A California city of 131,760 (Census 2000) in Silicon Valley, situated between Santa Clara (home of Intel) to the east, Mountain View (home of the burnt-out shell that is Netscape) to the west, Cupertino (home of Apple) to the south, and San Francisco Bay to the north. Like the rest of Silicon Valley, Sunnyvale is home to many high tech companies. Atari was based here in the good old days. Yahoo! relocated from Santa Clara to a glittering new headquarters next to the Bay on land formerly owned by Lockheed. Designed & built before the crash, the building has the look and feel of a white elephant.
Before the Cold War ended, Lockheed employed many thousands of people in a gigantic complex on the north side of town making missiles and satellites for NASA and other more shadowy parts of the US government. Nowadays only a few thousand people still work there, but they easily remain the biggest employers in town, while likely at the same time making some tidy profits selling off pieces of their sprawling campus to other companies, like the aforementioned Yahoo! and Ariba, Juniper Networks, and Network Appliance.
One of Sunnyvale's most locally famous landmarks is the Blue Cube, a large TEMPEST shielded building at Onizuka Air Station, an Air Force base situated next to Lockheed's complex. It was built to house the operations for the now declassified CORONA photo reconnaissance satellite program. Currently the Air Force openly admits that the building holds a control center for the Air Force's satellite network, which presumably still involves spy satellites, though they'll neither confirm nor deny that. Originally named Air Force Satellite Control Facility and then Sunnyvale Air Force Station, Onizuka Air Station was renamed in honor of Challenger astronaut Ellison Onizuka in 1986. Thanks to this facility, had nuclear war broken out between the United States and the Soviet Union Sunnyvale and its environs would have likely been one of the first locations in the country turned into a sheet of radioactive glass.
If it sounds like Sunnyvale was named by a real estate developer, it was.

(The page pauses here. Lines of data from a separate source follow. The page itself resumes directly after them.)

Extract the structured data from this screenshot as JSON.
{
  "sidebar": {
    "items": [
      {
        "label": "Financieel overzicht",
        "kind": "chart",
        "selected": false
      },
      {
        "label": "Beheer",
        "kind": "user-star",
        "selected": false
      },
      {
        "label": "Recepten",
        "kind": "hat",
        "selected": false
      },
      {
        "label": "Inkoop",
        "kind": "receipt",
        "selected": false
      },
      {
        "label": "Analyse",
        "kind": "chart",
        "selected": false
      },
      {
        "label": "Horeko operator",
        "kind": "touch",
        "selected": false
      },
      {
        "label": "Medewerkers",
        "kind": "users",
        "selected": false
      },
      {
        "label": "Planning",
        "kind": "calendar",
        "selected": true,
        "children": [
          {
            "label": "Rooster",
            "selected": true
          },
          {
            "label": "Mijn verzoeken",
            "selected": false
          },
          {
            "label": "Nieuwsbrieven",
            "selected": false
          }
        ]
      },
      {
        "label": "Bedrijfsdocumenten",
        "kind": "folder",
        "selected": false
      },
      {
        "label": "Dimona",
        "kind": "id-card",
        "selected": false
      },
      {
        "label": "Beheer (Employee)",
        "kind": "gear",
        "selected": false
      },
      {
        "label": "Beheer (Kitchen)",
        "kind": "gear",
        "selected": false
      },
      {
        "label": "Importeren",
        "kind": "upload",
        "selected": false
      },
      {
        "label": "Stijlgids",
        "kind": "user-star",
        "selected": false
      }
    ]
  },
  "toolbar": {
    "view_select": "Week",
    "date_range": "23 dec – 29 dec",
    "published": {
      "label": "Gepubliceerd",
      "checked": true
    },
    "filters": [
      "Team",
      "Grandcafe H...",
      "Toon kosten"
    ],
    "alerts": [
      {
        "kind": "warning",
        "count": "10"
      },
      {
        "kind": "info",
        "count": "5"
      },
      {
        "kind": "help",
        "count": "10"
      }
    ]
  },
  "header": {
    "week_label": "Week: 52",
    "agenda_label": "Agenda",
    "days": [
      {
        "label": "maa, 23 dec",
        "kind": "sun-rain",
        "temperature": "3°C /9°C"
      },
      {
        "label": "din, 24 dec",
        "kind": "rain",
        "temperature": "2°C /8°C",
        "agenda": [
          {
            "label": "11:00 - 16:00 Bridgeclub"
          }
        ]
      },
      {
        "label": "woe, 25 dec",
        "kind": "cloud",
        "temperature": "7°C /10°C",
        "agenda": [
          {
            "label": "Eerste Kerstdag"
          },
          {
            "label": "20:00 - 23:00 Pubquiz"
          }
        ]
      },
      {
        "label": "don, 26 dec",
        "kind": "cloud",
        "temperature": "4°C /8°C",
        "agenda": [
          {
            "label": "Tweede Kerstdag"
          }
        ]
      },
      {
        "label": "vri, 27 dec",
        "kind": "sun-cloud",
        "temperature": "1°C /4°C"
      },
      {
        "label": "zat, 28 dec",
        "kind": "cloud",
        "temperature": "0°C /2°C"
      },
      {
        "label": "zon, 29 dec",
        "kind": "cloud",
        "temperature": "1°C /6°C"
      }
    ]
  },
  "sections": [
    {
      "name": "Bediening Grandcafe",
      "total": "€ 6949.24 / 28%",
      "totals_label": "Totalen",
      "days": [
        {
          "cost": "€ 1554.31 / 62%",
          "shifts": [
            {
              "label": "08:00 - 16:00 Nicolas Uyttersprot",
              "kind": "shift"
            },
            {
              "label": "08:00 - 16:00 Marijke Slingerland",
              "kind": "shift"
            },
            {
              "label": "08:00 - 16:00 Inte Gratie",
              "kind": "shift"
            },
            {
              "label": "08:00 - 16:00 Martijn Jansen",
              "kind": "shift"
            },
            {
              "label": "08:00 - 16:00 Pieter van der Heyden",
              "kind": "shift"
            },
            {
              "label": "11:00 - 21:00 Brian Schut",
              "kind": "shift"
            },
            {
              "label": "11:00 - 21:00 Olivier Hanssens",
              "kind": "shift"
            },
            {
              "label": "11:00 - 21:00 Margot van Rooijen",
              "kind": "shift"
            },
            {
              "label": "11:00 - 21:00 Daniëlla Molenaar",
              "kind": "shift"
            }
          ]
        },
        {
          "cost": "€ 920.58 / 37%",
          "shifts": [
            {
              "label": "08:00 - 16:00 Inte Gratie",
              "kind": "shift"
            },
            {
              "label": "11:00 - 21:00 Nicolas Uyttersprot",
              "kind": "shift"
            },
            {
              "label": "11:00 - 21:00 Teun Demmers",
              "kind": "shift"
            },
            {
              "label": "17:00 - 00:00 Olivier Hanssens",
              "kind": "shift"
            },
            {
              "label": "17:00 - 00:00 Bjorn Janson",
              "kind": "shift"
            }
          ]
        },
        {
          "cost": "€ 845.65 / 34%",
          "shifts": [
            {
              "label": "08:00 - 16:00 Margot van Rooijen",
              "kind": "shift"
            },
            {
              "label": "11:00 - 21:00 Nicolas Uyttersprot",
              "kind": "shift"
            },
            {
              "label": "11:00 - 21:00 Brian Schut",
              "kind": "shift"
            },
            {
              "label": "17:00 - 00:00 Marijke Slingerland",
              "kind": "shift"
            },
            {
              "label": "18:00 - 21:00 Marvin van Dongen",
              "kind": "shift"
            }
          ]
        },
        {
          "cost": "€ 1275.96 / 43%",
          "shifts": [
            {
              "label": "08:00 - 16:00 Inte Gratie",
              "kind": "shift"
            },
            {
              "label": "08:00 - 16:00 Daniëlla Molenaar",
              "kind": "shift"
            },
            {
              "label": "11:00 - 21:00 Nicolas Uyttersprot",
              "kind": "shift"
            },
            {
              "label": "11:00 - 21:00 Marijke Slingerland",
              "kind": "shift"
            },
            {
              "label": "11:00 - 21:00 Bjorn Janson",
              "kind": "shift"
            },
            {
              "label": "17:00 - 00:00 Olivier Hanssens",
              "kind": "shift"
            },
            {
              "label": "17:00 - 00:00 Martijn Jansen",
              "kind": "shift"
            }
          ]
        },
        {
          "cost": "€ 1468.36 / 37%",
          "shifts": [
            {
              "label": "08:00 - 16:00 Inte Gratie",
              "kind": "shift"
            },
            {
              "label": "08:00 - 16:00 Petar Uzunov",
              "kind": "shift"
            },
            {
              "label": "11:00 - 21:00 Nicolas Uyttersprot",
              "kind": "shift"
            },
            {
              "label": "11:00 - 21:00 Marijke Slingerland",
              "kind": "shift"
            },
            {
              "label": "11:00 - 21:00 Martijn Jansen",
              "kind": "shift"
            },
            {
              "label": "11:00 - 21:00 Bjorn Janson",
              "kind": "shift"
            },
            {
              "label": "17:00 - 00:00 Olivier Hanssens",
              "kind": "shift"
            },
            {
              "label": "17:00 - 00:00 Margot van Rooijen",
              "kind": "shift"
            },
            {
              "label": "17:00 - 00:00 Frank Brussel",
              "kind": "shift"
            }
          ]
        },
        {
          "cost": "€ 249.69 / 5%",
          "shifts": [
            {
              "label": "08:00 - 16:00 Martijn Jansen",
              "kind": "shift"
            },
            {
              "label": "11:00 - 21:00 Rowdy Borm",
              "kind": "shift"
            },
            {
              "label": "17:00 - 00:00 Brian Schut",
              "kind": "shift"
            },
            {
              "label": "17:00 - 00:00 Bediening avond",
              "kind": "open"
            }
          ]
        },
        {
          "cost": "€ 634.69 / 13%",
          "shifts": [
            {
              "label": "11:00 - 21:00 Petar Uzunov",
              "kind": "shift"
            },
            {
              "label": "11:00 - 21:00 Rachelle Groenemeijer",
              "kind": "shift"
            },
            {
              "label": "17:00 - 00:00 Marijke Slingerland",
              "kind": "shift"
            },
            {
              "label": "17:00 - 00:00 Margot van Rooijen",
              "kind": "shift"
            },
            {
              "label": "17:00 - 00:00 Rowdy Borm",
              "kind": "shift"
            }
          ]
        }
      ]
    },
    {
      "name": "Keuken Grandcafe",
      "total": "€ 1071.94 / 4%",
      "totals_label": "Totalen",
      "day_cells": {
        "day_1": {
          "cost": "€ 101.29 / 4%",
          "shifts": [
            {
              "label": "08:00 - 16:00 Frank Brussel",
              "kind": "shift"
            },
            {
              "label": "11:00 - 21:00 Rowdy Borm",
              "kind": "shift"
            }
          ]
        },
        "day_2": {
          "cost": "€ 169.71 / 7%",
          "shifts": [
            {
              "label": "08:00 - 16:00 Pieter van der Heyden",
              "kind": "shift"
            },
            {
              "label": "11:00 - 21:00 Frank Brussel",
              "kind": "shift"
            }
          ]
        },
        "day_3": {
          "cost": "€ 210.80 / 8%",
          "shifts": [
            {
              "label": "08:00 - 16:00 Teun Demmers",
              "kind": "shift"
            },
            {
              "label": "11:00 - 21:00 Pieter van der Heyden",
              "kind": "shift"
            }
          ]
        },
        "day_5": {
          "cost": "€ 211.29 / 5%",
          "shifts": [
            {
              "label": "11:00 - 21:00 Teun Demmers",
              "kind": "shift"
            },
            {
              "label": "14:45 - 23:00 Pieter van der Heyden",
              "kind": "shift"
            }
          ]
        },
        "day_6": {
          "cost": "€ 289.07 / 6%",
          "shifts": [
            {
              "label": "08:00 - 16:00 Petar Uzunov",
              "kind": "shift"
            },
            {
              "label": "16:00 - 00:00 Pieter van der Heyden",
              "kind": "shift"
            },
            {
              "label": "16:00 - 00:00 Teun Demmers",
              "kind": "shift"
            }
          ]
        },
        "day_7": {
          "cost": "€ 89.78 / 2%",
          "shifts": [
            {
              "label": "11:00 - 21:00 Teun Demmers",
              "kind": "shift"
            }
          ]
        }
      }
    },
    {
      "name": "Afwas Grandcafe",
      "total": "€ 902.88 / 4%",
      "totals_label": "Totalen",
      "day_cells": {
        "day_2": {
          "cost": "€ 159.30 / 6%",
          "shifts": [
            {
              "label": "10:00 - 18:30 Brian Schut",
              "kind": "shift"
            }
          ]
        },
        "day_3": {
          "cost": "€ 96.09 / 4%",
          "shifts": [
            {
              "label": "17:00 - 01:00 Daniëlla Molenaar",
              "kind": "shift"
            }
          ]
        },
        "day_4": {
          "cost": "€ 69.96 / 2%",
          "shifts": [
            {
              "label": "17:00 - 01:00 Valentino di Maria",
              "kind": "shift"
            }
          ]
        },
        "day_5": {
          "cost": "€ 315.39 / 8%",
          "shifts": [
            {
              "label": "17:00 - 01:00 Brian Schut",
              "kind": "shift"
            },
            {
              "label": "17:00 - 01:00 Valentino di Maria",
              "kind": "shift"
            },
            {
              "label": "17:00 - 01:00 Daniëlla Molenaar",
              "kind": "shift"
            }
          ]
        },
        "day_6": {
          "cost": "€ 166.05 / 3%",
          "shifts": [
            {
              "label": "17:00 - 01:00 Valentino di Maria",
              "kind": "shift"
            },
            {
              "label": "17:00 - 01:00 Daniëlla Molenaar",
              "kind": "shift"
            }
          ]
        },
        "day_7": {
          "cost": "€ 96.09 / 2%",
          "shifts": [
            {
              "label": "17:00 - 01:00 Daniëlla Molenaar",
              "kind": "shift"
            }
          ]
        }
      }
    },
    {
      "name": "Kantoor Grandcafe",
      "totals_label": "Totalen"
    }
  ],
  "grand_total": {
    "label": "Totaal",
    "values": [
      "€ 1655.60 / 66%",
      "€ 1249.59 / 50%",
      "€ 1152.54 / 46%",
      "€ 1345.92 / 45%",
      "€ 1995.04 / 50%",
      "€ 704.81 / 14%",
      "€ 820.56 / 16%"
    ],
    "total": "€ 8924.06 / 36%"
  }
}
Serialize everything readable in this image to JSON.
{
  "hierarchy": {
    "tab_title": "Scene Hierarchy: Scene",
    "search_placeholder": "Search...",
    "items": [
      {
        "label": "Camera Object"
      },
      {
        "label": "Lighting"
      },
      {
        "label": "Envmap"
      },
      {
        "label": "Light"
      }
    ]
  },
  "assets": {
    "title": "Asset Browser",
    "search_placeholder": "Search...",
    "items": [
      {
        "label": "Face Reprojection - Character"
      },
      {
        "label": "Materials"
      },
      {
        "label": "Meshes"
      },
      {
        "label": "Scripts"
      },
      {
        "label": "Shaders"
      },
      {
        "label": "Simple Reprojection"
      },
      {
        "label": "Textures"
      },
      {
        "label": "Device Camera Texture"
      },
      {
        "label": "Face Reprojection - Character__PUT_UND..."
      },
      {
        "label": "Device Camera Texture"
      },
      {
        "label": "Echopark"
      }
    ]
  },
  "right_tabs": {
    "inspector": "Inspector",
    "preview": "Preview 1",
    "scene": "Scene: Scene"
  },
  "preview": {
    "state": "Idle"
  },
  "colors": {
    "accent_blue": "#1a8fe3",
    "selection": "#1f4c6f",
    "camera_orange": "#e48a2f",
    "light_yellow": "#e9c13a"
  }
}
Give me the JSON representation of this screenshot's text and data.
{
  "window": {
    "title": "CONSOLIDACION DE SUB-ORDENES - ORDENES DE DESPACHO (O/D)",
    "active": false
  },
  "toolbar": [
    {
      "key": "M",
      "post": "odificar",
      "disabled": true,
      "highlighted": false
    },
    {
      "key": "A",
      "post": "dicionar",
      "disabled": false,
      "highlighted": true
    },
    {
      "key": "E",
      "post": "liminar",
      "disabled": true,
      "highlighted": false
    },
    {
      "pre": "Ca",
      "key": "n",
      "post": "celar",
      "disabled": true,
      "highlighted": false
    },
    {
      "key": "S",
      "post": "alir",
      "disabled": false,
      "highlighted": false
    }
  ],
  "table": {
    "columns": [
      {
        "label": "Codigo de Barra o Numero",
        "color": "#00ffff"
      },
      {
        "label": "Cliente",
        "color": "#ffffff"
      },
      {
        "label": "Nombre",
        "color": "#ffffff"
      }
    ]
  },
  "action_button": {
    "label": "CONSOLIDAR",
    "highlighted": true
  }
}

The name was meant to attract people from fog-bound San Francisco back in the early 1900s when the town was incorporated. It really is more sunny than The City and the local microclimate usually adds about 10 degrees to San Francisco's high temperature.
Back in the 1970s Sunnyvale bulldozed most of its downtown area (save for one block) in order to build a pair of shopping malls, one a classic enclosed building, the other a cluster of one story artificially folksy buildings. While the enclosed mall might have been ultra-modern in its day, it is now a poorly aged, weird smelling, mostly empty facility. Except for the Target store, the mall itself is rarely crowded, which is actually a good thing when I have to buy something. Meanwhile the one block of the old downtown is now Sunnyvale's biggest attraction, lined with nice trees and fairly decent non-franchised restaurants, bars, coffeeshops, and a couple of other small businesses. There's even a pawn shop and a Goodwill, businesses not usually associated with the upscale Silicon Valley.
Around about 2001 plans were made to remodel the old mall into something new and exciting, by trying to incorporate the old downtown block into the mall itself. Its absurd new name was Silicon Valley Walk and Village Entertainment. WAVE for short. Blech. Unfortunately, the mall owners ran out of money in the middle of the project, leaving the mall an even more of an empty shell than it was at the beginning of the project. The only improvement was the opening of a Target store where the Montgomery Ward used to be. While the Macy's at the other end of the mall still gets good traffic, the third anchor, J.C. Penney's, is closing. The mall's future remains clouded.
Sunnyvale now has a modest skyline. Just completed at the end of 2002, downtown now sports a trio of semi-high rise office buildings on what used to be a parking lot. A large underground parking structure sits under the buildings. The approximately five story hole in the ground was one of the more impressive sights in town for a time. They are currently sitting mostly empty. A major tenant signed up during the bubble period backed out. Surprise!
Like the rest of Silicon Valley, a rather dull place to live and despite the crash, still horribly overpriced, unless you won the IPO lottery at some point. Even now home sale prices in Sunnyvale continue to average around $500,000 for a modest house in decent shape. You can pick up a fixer-upper for somewhat less. In late 2000, a house near to where I live that was fit only for demolition was sold for $175,000. But while home prices haven't dropped, apartment rents have generally dropped to only slightly ludicrous levels.